But those lessons on that first club visit have stayed with me.
Ask for permission.
I recently spent six months in Bali, Indonesia working as a pastor. In order to learn more about the culture, I went to one of my touch-points. I located a small NGO working on HIV prevention with sex workers and drug users. The director invited me to come hear about their work at a staff gathering. The invitation, the open door, came from an ally in the work, so my presence was welcome. Because I knew very little Indonesian (okay, none), I entered with a statement of my past work, and asked (in what I confessed to be messy Indonesian) if the very dedicated staff would help me learn about their culture through their work.
Approach each new border crossing as a learner.
After spending a few weeks with the folks at the NGO, they asked me to lead a class. It wasn’t until about half way through the class that I remembered this maxim. I remembered that I didn’t have anything to teach them, that instead, I had things to learn. So rather than finish the class as their teacher, I explained to them that I was only reminding them of what they already knew and that those skills that they have work!
Value all the people you meet.
It’s so easy to cross a border and not see everyone there—to notice only the power brokers, the influential, and the rich. But to really, really know a culture, to really appreciate the culture, you have to notice the workers, the housekeepers, the restaurant workers. These are the people who can be your guides. If you want to see the real story, ask the helpers.
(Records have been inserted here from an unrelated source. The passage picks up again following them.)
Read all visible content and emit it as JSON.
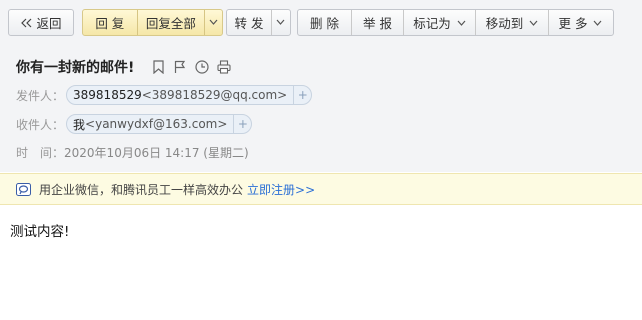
{
  "toolbar": {
    "back": "返回",
    "reply": "回 复",
    "reply_all": "回复全部",
    "forward": "转 发",
    "delete": "删 除",
    "report": "举 报",
    "mark_as": "标记为",
    "move_to": "移动到",
    "more": "更 多"
  },
  "mail": {
    "subject": "你有一封新的邮件!",
    "sender_label": "发件人：",
    "sender_name": "389818529",
    "sender_addr": "<389818529@qq.com>",
    "recipient_label": "收件人：",
    "recipient_name": "我",
    "recipient_addr": "<yanwydxf@163.com>",
    "time_label": "时　间：",
    "time_value": "2020年10月06日 14:17 (星期二)"
  },
  "promo": {
    "text": "用企业微信，和腾讯员工一样高效办公",
    "link": "立即注册>>"
  },
  "body": {
    "text": "测试内容!"
  },
  "icons": {
    "bookmark": "bookmark-icon",
    "flag": "flag-icon",
    "clock": "clock-icon",
    "print": "print-icon",
    "wework": "wework-icon"
  }
}
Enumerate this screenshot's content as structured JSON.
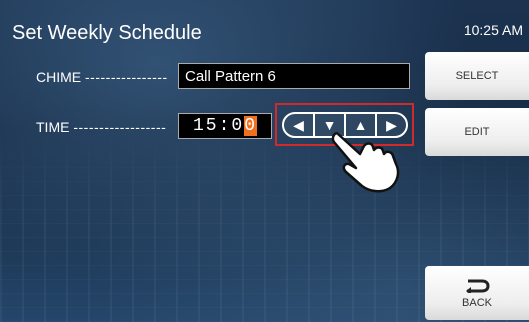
{
  "header": {
    "title": "Set Weekly Schedule",
    "clock": "10:25 AM"
  },
  "form": {
    "chime_label": "CHIME",
    "chime_dashes": "----------------",
    "chime_value": "Call Pattern 6",
    "time_label": "TIME",
    "time_dashes": "------------------",
    "time_value_main": "15:0",
    "time_value_cursor": "0"
  },
  "arrows": {
    "left": "◀",
    "down": "▼",
    "up": "▲",
    "right": "▶"
  },
  "side_buttons": {
    "select": "SELECT",
    "edit": "EDIT",
    "back": "BACK"
  },
  "colors": {
    "highlight_box": "#d02a2a",
    "cursor": "#f07020",
    "background": "#1c3350"
  }
}
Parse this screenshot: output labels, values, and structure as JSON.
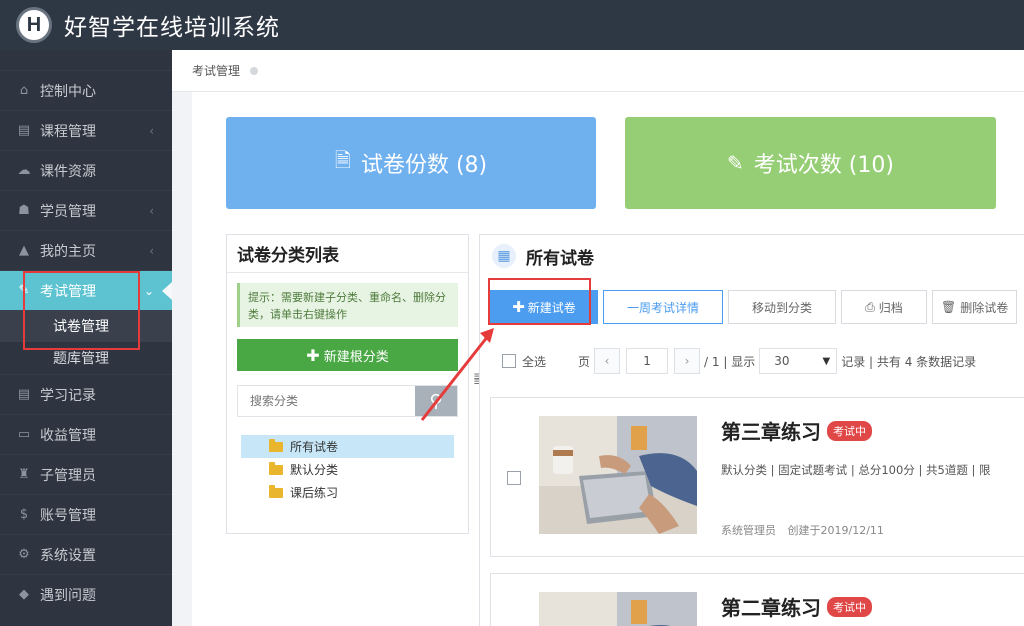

For me, sex work in Bali was invisible. Unlike in the United States where places of the trade are obvious (like strip clubs) or hidden (like brothels), sex clubs were hidden in plain view. But there were special names you had to look for and places that were marked with only a number. The way to find a club? Ask someone who knew. Service workers always knew.
And besides the help that they can give you, all people are potential friends. The chances are that there’s more than just one boundary between you and a new friend. If you’re going to cross one border, you may as well cross many.
Hospitality is important.
In all the cultures I’ve entered (strip clubs, sex bars, countries, and congregations), I’ve never been to one that didn’t value hospitality. Bring a gift, offer a smile, give a compliment. People love to be made to feel welcome, and one who receives hospitality almost always returns it.
Always notice where the exits are.
Part of respecting boundaries is knowing when to leave. If a situation becomes unsafe, or if you feel a change in the temperature of the room, it’s time to go. You are coming into someone else’s space, many times uninvited, just pay attention to the signs—and leave when you get one.
Lia Scholl is a pastor and author who has worked in the trenches of ministry with sex workers, drug users, and women exiting prison. She is the author of I Heart Sex Workers (Chalice Press, 2013) and is currently serving as pastor of Wake Forest Baptist Church in Winston-Salem, North Carolina. Prior to that, she was pastor of Gateway Community Church in Bali, Indonesia and the Richmond Mennonite Fellowship in Richmond, Virginia. Lia is originally from Alabama. She loves running and dark chocolate.